The LA Times editorial board met with former New Mexico governor Gary Johnson about his candidacy for the White House on the Libertarian Party ticket. From the headline and some of the questions, it appears that some members of the board miss the point altogether: Casting Johnson and his running mate (former Massachussetts governor William Weld) as spoilers to the Republican and Democratic tickets neglects that this is a real "black swan" of an election. The nomination of Donald Trump isn't a philosophical victory or a win for any defined wing of the Republican Party -- it's much more like a hostile virus taking over its host. Trump isn't a Republican in any traditional sense of the word, and his behavior is openly hostile to the party and the interests of other Republicans who will be on the ballot in November. That alone would make this an exceptional election -- but the farce on the Republican side has drawn attention away from the fact that the Democratic Party nearly fissured in two over its own outsider invasion -- Sen. Bernie Sanders has never self-identified as a Democrat, and he gave an aggressive chase after former Secretary of State Hillary Clinton. The Democratic race was much closer than it should have been by any conventional standards. So here we are, with an establishment candidate on the Democratic side who had to run the race of her life, a thin-skinned and short-tempered populist (and functionally illiterate) third-party candidate masquerading as a Republican, and a third-party ticket that contains two former Republican governors with four terms in office between them.

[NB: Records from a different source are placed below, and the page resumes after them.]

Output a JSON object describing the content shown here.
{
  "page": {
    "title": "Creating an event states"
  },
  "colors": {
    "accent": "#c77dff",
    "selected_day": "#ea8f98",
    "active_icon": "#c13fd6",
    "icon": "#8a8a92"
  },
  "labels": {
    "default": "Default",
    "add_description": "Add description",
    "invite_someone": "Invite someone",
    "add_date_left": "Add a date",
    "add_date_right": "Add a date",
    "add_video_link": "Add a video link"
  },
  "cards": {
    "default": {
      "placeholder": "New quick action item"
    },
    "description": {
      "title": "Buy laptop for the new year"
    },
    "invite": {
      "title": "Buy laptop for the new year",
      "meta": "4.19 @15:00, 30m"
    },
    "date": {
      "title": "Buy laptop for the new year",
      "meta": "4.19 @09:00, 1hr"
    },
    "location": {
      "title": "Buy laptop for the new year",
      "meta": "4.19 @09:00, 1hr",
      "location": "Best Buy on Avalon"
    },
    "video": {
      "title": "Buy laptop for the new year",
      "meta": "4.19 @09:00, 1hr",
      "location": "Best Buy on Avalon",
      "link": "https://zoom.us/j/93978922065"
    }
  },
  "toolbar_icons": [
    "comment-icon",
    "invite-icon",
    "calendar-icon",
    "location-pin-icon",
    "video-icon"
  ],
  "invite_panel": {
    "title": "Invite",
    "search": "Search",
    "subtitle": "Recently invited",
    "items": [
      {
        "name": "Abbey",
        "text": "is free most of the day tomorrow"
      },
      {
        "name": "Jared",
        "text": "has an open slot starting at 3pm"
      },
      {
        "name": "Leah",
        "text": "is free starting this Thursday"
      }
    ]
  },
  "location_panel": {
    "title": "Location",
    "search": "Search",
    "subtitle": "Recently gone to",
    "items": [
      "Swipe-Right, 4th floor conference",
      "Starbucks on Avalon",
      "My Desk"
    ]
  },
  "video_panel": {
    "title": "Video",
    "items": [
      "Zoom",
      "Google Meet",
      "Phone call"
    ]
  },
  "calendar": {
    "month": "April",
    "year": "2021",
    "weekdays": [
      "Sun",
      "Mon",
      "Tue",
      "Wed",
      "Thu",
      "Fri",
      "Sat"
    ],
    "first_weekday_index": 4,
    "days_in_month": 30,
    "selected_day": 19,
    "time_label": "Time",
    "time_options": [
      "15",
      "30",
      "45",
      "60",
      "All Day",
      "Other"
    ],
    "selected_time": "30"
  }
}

The Libertarian Party has never had a more mainstream ticket, and it quite likely never will again. And in this bizarre election year, treating them as "spoilers" is unfair and unrealistic. The normal rules simply don't apply in 2016 -- not when a sitting President looks at a major-party candidate and openly says he's unqualified for the job.
The municipal utility in Cedar Falls is saluting Roger Kueter, an outgoing board member with more than twenty years of service to his credit. What we too often overlook in America is how much we are defined not by the people at the top of our political system, but by the people who keep the economy and government both functioning on a local level. Everyone has an opinion on who should be in the White House, but arguably it matters far more to most people's day-to-day lives who is running things in City Hall or at the local utility. Who knows what Roger Kueter's opinions are on the hot-button issues of the day? Maybe he's outspoken on them, or maybe he's not. But he's been serving an important role at a major community institution for two decades, and his hot-button opinions don't matter much when he's responsible for helping his community to (literally) keep the lights on. We ought to do a better job of celebrating the lower-profile roles that really make America work. It's easy to envy highly-paid roles on corporate boards, but we need to honor those who put their services to work on a smaller, more local scale.
An unusual friendship develops (regrettably, featuring a sad ending)
Selling out before the situation becomes untenable
Should anyone be surprised?